PROBLEM TO WORK ON => Find each line below containing the word "title" and copy it.

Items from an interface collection
>>>
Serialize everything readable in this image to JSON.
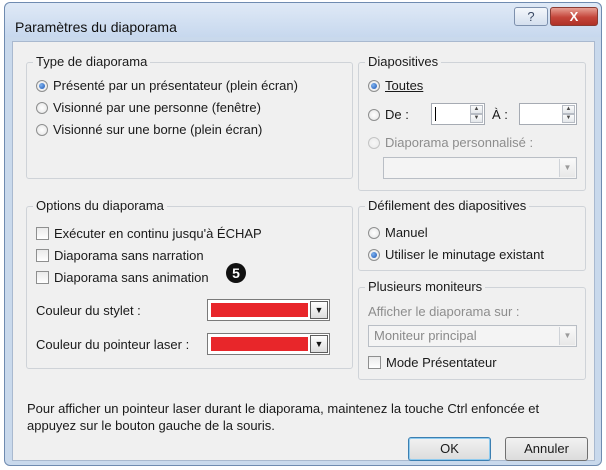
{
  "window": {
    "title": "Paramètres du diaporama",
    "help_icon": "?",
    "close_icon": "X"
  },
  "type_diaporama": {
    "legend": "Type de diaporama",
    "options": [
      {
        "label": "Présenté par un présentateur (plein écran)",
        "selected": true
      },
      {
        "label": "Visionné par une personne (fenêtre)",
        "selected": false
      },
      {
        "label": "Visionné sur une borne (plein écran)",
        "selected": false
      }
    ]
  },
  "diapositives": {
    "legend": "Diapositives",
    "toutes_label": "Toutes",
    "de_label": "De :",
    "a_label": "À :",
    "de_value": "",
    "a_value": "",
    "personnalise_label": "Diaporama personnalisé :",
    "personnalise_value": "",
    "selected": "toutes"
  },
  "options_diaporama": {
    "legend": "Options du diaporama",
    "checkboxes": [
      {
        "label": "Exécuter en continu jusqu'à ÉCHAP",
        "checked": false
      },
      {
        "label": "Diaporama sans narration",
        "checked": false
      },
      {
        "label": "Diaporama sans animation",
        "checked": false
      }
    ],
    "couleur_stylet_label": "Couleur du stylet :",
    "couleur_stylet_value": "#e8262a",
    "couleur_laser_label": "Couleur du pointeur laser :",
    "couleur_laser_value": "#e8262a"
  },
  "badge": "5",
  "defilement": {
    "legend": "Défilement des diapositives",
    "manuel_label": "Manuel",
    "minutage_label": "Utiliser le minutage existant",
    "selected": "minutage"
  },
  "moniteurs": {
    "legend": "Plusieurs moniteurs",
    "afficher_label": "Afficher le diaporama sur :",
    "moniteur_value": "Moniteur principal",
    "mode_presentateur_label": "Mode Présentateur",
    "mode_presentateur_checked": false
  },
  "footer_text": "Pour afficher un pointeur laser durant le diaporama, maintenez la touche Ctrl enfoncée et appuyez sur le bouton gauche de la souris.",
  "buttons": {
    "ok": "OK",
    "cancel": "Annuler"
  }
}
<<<
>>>
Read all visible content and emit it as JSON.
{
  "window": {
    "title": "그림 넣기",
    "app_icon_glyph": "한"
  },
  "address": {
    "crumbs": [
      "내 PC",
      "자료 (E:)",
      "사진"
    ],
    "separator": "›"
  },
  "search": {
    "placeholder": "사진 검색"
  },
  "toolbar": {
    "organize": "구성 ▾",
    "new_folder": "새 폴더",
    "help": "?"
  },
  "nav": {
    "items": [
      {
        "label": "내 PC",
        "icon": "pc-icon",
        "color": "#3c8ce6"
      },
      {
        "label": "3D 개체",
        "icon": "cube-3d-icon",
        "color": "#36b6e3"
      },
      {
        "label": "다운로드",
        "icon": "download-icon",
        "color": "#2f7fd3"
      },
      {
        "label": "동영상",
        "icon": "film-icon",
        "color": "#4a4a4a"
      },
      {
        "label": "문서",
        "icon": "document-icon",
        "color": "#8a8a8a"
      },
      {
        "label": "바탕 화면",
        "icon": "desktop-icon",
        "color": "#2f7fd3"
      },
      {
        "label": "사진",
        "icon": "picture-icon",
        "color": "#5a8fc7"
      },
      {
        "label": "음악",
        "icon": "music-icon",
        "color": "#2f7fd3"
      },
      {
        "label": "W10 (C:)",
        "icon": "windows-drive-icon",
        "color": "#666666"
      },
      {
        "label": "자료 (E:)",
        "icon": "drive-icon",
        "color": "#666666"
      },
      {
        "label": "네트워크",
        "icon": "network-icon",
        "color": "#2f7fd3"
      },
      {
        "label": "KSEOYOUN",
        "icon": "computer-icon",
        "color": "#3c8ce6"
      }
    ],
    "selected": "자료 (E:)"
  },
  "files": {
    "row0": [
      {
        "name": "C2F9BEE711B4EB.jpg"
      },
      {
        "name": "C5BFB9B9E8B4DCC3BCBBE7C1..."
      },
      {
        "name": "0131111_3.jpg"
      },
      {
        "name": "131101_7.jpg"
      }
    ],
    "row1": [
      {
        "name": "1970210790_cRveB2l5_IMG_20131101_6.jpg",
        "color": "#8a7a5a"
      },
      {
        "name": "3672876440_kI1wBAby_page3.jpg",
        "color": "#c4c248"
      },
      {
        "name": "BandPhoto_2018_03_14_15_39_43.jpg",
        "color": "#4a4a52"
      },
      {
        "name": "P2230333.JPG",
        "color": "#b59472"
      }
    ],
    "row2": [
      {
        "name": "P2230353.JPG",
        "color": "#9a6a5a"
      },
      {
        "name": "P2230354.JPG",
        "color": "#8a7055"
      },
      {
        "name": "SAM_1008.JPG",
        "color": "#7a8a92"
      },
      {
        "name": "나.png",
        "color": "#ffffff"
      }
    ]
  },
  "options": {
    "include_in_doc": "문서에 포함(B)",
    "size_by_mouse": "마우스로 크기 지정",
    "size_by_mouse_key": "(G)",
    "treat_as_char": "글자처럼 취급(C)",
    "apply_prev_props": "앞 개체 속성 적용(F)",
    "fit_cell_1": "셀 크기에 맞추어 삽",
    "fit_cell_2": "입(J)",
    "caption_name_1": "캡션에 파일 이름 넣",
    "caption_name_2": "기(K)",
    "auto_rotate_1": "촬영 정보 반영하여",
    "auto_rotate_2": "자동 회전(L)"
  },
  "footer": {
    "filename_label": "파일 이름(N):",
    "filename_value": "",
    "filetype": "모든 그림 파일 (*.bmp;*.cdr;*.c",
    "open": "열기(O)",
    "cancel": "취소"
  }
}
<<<
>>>
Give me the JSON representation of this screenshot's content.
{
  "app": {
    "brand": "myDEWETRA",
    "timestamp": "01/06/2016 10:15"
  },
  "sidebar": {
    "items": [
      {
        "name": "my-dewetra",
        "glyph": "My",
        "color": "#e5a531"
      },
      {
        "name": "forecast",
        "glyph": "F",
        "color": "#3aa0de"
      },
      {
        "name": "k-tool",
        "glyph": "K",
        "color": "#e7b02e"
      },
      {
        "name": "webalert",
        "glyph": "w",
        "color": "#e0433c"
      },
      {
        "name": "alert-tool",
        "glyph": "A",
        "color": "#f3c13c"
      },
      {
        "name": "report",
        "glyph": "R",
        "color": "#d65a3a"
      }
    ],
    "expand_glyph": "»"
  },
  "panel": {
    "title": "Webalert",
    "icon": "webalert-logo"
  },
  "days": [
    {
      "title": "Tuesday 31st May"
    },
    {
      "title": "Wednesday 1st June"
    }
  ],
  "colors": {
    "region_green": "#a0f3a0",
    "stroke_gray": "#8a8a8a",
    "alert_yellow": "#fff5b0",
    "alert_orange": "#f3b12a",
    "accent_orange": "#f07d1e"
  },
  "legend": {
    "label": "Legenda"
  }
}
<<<
FINISHED EXERCISE =>
    "title": "Paramètres du diaporama",
    "title": "그림 넣기",
    "title": "Webalert",
      "title": "Tuesday 31st May"
      "title": "Wednesday 1st June"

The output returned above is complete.